↓
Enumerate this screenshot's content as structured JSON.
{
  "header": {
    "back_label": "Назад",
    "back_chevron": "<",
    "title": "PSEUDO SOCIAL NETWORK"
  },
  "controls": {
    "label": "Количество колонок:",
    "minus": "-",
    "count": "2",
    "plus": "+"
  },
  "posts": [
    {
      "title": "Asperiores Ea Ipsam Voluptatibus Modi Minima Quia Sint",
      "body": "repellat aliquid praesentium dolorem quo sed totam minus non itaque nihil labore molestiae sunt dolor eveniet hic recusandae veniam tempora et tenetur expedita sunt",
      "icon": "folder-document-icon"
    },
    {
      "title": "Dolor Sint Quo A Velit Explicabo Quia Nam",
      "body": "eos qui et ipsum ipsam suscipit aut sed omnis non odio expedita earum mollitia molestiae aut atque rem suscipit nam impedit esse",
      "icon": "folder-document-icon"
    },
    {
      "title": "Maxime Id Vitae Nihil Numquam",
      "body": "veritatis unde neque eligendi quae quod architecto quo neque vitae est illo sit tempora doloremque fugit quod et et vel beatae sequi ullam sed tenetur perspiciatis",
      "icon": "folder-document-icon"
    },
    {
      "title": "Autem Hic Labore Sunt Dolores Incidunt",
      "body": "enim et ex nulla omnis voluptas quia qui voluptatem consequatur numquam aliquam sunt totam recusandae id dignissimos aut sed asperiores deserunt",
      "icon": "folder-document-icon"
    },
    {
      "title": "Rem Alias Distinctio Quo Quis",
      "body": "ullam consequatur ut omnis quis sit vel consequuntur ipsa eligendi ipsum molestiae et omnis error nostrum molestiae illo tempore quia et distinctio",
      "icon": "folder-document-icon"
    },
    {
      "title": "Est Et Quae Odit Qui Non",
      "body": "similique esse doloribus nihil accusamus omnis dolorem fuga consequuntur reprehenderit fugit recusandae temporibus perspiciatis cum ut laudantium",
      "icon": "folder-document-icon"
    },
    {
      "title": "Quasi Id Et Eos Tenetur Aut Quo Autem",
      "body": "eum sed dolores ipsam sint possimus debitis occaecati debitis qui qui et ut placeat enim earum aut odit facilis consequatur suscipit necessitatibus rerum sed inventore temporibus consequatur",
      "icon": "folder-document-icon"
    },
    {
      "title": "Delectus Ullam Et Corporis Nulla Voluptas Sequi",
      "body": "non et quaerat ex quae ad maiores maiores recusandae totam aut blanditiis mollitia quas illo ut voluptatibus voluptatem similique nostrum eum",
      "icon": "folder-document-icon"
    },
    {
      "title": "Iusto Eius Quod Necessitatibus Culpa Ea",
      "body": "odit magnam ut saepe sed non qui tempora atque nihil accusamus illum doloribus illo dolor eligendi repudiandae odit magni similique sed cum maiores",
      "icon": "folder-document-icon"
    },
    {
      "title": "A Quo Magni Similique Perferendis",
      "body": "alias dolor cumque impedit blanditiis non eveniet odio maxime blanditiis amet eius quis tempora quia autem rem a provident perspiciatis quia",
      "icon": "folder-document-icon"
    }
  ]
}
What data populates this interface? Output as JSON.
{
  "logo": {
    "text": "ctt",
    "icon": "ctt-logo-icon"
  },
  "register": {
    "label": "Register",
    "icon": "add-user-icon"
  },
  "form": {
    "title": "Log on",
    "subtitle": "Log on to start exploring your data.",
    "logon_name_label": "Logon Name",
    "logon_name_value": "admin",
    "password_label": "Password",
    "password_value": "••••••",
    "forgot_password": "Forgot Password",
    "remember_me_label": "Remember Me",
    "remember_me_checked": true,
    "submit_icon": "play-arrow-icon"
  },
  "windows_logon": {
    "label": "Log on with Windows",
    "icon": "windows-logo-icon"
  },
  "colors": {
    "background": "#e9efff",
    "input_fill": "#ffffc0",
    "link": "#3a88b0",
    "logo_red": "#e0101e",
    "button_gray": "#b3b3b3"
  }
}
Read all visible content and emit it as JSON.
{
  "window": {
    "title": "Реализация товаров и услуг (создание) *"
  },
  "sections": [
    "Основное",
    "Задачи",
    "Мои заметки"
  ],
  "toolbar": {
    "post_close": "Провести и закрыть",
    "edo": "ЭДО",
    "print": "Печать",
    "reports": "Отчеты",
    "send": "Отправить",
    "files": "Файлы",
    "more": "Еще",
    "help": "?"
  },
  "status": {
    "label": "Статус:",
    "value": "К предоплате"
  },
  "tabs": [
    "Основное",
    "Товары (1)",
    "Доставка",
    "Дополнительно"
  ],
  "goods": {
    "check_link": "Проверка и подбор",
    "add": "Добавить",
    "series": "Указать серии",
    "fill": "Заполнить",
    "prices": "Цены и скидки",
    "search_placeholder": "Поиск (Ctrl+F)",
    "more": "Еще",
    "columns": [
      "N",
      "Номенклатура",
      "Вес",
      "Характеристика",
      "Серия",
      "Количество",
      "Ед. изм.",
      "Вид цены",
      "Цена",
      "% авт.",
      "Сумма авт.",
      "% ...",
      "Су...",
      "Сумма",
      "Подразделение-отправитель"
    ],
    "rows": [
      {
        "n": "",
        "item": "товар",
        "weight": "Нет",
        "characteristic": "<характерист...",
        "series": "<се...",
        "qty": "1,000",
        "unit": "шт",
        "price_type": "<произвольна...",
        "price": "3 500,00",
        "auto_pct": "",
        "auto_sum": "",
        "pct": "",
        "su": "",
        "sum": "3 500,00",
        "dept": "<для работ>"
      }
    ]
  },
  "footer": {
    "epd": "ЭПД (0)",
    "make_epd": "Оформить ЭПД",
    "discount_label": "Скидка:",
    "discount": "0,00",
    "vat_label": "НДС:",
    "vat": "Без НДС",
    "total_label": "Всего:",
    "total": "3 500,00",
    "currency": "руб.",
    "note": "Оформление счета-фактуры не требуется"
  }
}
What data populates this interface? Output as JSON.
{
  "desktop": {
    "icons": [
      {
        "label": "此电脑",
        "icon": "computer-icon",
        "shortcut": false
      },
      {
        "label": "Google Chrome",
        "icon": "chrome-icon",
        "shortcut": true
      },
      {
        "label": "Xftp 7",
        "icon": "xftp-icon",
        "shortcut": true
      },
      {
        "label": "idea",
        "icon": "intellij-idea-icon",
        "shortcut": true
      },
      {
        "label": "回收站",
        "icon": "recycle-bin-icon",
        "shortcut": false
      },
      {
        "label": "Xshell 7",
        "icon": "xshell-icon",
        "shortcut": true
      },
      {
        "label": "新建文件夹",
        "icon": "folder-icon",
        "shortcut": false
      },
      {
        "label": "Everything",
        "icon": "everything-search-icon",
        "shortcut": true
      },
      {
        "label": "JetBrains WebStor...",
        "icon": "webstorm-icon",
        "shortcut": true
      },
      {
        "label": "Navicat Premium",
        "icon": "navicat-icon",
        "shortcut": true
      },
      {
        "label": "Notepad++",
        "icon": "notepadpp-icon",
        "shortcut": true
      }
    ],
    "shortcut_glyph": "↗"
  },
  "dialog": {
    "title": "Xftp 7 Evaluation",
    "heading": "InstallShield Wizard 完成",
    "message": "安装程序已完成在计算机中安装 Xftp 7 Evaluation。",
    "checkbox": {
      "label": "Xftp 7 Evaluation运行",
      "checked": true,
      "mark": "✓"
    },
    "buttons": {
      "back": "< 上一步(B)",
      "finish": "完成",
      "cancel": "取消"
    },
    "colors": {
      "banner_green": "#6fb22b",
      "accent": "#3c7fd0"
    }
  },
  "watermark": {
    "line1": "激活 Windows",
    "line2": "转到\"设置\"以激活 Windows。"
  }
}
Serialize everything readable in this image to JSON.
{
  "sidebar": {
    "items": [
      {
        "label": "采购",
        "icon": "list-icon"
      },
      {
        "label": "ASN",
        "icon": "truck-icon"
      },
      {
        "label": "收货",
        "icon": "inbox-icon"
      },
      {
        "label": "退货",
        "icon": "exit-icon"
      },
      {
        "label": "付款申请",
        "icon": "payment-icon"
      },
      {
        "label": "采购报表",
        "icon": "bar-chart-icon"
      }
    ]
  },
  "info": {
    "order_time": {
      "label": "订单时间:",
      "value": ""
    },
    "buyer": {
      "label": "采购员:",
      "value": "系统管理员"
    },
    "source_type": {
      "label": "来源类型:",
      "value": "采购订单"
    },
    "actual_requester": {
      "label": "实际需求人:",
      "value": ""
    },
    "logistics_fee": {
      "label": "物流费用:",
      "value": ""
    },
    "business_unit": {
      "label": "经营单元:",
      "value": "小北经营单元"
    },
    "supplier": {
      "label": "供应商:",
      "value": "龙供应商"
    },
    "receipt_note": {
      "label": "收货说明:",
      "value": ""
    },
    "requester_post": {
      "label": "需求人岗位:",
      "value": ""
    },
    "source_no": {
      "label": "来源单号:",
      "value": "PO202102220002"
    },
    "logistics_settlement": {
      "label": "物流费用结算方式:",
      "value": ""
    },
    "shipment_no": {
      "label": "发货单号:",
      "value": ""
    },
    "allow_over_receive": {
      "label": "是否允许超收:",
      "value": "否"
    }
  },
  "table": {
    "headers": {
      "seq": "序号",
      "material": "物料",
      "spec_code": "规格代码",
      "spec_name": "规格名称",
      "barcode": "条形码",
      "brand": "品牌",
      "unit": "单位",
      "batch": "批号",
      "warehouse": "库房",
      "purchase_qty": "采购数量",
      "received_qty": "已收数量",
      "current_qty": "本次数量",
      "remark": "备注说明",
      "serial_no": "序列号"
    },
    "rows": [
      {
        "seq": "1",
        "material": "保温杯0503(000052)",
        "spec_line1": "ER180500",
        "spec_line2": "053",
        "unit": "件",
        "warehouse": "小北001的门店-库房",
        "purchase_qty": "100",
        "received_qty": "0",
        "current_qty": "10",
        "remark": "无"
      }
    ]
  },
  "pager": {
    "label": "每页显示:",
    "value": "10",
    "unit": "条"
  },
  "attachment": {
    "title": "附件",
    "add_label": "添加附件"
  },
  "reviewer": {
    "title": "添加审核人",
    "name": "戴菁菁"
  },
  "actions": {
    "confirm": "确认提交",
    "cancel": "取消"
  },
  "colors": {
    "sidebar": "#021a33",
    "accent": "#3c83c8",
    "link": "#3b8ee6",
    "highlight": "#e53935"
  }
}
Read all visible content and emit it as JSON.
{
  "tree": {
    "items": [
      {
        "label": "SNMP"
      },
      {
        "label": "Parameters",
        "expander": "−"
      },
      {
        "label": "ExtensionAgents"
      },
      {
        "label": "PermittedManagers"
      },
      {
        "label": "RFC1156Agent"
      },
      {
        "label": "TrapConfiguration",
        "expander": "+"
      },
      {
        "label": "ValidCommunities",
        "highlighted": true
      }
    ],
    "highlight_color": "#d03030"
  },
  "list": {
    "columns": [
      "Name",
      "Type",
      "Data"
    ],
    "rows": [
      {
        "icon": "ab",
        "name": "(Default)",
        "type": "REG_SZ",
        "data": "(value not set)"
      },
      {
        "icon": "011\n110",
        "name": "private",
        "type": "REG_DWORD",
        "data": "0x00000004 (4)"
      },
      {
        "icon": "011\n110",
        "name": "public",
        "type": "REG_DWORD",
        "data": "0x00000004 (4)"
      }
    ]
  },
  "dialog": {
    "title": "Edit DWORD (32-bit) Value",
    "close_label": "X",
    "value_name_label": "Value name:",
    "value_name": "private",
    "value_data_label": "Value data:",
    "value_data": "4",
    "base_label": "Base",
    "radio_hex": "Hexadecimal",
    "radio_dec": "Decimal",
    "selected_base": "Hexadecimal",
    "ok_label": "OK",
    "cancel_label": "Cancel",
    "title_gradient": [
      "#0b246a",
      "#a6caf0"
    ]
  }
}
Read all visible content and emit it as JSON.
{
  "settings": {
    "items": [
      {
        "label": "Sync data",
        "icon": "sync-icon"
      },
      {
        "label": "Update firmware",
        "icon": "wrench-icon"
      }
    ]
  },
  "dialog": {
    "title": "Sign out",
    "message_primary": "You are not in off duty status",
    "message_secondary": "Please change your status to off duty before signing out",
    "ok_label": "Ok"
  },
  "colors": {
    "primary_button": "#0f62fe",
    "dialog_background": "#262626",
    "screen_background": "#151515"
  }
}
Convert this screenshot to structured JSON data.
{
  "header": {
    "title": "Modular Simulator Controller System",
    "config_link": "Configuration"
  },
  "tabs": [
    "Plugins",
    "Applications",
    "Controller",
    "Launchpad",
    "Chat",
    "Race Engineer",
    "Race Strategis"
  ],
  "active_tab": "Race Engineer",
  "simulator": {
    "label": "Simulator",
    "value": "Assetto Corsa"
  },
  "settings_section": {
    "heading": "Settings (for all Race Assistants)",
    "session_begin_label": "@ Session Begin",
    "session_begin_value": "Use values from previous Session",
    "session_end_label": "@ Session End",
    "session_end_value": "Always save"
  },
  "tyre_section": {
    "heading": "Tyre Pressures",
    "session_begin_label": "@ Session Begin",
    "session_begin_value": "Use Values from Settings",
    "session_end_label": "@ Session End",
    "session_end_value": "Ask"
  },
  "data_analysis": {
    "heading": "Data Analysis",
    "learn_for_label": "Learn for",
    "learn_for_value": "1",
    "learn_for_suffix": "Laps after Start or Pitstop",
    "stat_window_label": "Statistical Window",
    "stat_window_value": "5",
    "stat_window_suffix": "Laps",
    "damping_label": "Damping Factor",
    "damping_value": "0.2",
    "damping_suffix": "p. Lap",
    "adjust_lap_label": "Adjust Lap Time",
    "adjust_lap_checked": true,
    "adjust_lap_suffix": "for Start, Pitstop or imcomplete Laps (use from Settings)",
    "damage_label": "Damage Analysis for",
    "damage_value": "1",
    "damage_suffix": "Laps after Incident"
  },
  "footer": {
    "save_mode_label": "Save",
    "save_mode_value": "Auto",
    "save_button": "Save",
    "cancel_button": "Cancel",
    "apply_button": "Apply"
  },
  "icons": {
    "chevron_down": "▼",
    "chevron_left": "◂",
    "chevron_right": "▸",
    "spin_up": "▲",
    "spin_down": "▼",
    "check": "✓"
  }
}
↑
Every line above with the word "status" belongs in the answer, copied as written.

  "status": {
    "message_primary": "You are not in off duty status",
    "message_secondary": "Please change your status to off duty before signing out",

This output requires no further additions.